In this follow-up to "The Language Instinct", the author extends the Darwinian cognitive approach of his previous book to the mind in general, covering its aspects from vision, memory and consciousness to humour, fear, lust and anger.
Argues that humankind has become progressively less violent, over millenia and decades. This title shows that violence within and between societies - both murder and warfare - really has declined from prehistory to today. It also argues that modernity and its cultural institutions are actually making us better people.
Analyses what words actually mean and how we use them, and reveals what this can tell us about ourselves. This book shows how we use space and motion as metaphors for more abstract ideas, and uncovers the deeper structures of human thought that have been shaped by evolutionary history. It also explores the emotional impact of language.
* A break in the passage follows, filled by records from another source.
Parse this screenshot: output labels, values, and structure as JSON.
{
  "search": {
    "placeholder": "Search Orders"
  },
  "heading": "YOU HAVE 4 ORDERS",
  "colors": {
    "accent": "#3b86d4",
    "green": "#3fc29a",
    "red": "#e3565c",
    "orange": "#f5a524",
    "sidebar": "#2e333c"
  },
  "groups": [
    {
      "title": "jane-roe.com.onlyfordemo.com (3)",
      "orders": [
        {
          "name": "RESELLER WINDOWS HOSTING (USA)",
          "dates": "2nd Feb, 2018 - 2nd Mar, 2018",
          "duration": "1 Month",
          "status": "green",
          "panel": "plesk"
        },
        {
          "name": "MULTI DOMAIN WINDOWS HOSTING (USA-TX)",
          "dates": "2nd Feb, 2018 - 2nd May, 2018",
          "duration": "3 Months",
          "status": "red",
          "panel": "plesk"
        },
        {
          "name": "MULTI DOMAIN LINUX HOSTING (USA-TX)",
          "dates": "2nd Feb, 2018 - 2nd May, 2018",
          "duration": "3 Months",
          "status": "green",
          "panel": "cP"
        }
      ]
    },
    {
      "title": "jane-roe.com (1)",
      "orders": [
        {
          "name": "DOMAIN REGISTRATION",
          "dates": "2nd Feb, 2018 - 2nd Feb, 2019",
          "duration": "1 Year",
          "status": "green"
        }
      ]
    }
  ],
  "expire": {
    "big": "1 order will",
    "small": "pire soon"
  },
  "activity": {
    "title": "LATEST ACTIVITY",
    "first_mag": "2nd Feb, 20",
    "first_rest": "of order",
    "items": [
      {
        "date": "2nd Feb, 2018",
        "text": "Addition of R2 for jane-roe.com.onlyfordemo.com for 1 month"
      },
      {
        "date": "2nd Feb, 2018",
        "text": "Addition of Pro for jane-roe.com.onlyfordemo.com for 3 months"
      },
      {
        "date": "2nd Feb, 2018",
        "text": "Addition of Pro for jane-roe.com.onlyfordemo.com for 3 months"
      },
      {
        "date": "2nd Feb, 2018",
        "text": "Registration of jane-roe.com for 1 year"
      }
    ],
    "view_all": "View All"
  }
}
What is the truth about human nature? Steven Pinker argues that our usual explanations of human behaviour - stated most clearly in the human sciences of psychology, ethics and politics - tend to deny what is now undeniable: the role of an inherited human nature.
Looks at one of the most fundamental of our species' distinguishing characteristics: the use of language. The author argues that our language abilities are part of our genetic inheritance, not a cultural artefact, and that language is a basic human instinct.